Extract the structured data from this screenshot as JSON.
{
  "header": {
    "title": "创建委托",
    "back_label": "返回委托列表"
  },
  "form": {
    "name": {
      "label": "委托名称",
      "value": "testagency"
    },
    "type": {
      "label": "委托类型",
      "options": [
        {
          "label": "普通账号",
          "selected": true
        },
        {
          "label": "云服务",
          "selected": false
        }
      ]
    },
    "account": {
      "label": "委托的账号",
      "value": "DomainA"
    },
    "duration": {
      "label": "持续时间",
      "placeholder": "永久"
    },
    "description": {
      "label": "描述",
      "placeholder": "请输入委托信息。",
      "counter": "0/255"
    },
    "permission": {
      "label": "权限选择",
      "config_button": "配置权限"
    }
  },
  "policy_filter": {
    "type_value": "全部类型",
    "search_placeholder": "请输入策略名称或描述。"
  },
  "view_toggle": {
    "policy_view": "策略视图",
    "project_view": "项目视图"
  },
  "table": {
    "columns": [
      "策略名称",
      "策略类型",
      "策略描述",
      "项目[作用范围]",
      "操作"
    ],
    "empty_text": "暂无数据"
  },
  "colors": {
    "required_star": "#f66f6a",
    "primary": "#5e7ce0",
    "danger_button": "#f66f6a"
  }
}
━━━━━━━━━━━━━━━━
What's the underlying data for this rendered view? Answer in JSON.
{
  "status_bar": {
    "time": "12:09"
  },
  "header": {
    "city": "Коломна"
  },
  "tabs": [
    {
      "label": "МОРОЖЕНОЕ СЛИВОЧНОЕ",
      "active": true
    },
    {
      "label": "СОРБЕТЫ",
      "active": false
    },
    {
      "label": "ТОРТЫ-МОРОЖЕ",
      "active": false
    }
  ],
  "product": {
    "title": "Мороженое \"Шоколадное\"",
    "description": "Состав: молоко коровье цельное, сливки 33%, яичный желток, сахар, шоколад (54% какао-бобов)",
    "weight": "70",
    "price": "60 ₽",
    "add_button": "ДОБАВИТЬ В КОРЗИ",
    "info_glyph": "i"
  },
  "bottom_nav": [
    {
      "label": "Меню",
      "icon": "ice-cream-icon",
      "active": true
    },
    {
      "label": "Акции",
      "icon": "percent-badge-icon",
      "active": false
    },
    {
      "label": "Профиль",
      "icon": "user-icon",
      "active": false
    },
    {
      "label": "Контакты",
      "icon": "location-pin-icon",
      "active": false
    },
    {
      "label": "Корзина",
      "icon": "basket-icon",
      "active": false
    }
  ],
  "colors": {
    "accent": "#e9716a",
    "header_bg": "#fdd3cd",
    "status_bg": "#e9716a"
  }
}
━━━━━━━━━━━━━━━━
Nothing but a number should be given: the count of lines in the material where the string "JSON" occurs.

_Answer space_
2